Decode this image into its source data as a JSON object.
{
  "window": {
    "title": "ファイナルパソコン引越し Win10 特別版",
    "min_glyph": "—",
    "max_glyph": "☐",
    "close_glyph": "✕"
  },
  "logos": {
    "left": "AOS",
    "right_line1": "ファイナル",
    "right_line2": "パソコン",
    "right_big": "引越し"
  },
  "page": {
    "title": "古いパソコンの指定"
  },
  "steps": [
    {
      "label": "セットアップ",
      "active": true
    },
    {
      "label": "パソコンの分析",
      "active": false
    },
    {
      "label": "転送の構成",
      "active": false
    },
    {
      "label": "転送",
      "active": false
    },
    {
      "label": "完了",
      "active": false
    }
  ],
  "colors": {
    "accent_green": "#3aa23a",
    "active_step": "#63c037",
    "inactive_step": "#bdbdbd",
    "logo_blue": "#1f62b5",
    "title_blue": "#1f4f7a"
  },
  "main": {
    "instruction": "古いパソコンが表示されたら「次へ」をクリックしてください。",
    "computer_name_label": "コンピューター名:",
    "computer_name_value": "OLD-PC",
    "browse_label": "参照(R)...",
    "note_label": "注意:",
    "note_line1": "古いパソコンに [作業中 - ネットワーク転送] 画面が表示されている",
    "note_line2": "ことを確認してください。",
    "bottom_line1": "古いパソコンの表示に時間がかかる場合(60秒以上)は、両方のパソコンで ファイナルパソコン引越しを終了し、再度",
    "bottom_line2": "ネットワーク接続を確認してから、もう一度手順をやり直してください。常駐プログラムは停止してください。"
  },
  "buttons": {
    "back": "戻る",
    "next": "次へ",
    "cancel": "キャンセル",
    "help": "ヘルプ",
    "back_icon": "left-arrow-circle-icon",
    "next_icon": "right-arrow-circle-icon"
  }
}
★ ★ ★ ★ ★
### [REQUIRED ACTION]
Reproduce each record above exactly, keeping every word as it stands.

### [SOLUTION]
Decode this image into its source data as a JSON object.
{
  "window": {
    "title": "ファイナルパソコン引越し Win10 特別版",
    "min_glyph": "—",
    "max_glyph": "☐",
    "close_glyph": "✕"
  },
  "logos": {
    "left": "AOS",
    "right_line1": "ファイナル",
    "right_line2": "パソコン",
    "right_big": "引越し"
  },
  "page": {
    "title": "古いパソコンの指定"
  },
  "steps": [
    {
      "label": "セットアップ",
      "active": true
    },
    {
      "label": "パソコンの分析",
      "active": false
    },
    {
      "label": "転送の構成",
      "active": false
    },
    {
      "label": "転送",
      "active": false
    },
    {
      "label": "完了",
      "active": false
    }
  ],
  "colors": {
    "accent_green": "#3aa23a",
    "active_step": "#63c037",
    "inactive_step": "#bdbdbd",
    "logo_blue": "#1f62b5",
    "title_blue": "#1f4f7a"
  },
  "main": {
    "instruction": "古いパソコンが表示されたら「次へ」をクリックしてください。",
    "computer_name_label": "コンピューター名:",
    "computer_name_value": "OLD-PC",
    "browse_label": "参照(R)...",
    "note_label": "注意:",
    "note_line1": "古いパソコンに [作業中 - ネットワーク転送] 画面が表示されている",
    "note_line2": "ことを確認してください。",
    "bottom_line1": "古いパソコンの表示に時間がかかる場合(60秒以上)は、両方のパソコンで ファイナルパソコン引越しを終了し、再度",
    "bottom_line2": "ネットワーク接続を確認してから、もう一度手順をやり直してください。常駐プログラムは停止してください。"
  },
  "buttons": {
    "back": "戻る",
    "next": "次へ",
    "cancel": "キャンセル",
    "help": "ヘルプ",
    "back_icon": "left-arrow-circle-icon",
    "next_icon": "right-arrow-circle-icon"
  }
}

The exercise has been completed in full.